I'm such a boy. An enjoying "Bohème". A little feminine, with an "aesthetical sensibility".
Pretty much. A cake eater was usually a younger fellow, teens to college-age, while a lounge lizard was older than that. Cake eaters, unless corrected in their habits, would usually grow up to become lounge lizards.
Harold Lloyd sometimes portrayed "cake eater" type characters in his films, who invariably discovered a surprising inner strength when presented with a menace, which caused them to abandon their cake-eating ways in favor of manly direct action. Such was the trope of the times.
A typical cake-eater in action, c. 1926.
*Not* a cake-eater.
Enthusiasts of the funny-papers might recall that Dagwood Bumstead started out in life as a cake-eater, and he retains vestiges of the wardrobe to this day.
Oops, I was wrong. Now I know exactly.
http://www.dict.cc/?s=lounge+lizard&failed_kw=loungelizard A "parlor-lion", aaaah!!
In Canada 'caker' has a different meaning. It comes from the Italian 'mangiacake' and is used to describe a certain type of anglo saxon Canadian. I'm sure the Italian version comes from the English cake eater and was adapted for their use.
Here is a website devoted to Caker cooking which will be familiar to many of you especially if you have ever attended a church supper in Minnesota.
The "cake eater" actually ended up with gal. Hot pups!
Who offers it, today?
Today, first time I heared "twinset", on ladies-clothing. Never read it before. A pullover and a same designed cardigan overhead. Seems to be a nice, timeless basic. But I don't know, if I ever saw this on any woman.
My wife used to wear them all the time about 10 years ago, but I think they have gone out of style. She still does have one that she wears for smart casual things though.
I had a very nice twinset before the moths got to it.
"Mothproofing" is something you don't hear much about anymore. Pity.
Faster then a Saber jet!
"A tall drink of water".
"Hold your horses".
"A month of Sundays".
"Once in a blue moon".
"I don't give a tinker's damn".
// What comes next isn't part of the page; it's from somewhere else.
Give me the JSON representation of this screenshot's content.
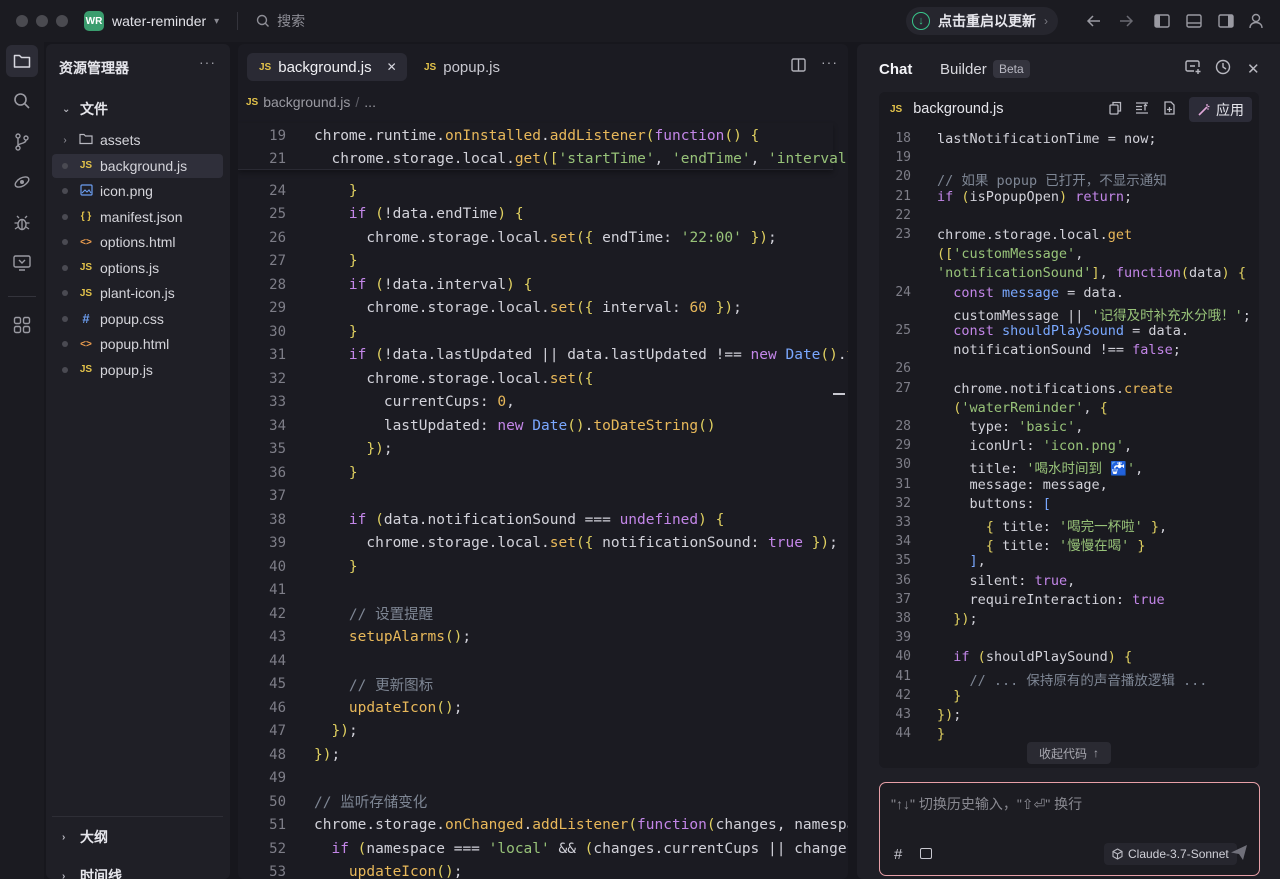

Phrases I use because my parents did, but that I rarely hear anyone else use.
"It looks like Old Home Week around here!"
How about whizzing around like a fart in a mitt. My older relatives sometimes used that one, years ago.
For years I've wondered about the origin of a phrase I first ran across in a 1920s recording engineer's log, in which the technician on duty noted that a "power tube went democratic." From the context it was evident that this tube had suffered a catastrophic failure, and I imagined that there had to be some obscure political origin to the phrase, but I couldn't quite pin it down. But today I came across a note in a turn-of-the-century magazine article indicating that the phrase was in common use among African-Americans in the South during the Reconstruction Era -- when the vote "went Democratic," in a time when the Southern Democratic party stood for disenfranchisement and segregation, circumstances went very much against their interests. How a presumably-white technician in New Jersey in 1929 happened to pick up this obscure bit of forty-year-old slang would likely make an interesting story.
It makes more sense to me, if it would be this: "went demotic", also "went folksy".
On the contrary, it does make sense what LizzieMaine said about that phrase.
I have a diary about the ordeals my ancestor along with others who were
captured by the Mexican army under the command of General Santa Anna
in the mid 1800s.
Some of the words or phrases that were in use back then, probably would not
make much sense to you or anyone else today.
The HBO series “Deadwood” & the florid language that is used
(minus the heavy use of cuss words) is similar in the manner that
the folks expressed themselves .
Phrases that today have gone, “the way of the dodo “.
That is fantastic. Love it.
It's not too much of a stretch to imagine that your radio engineer might have been a jazz fan. After all, even in "the day" jazz records were played on the air. If he were a real aficionado, he may well have been a customer at nightclubs where black jazz musicians played. It seems like a not-unlikely place for him to have picked up slang current among the musicians.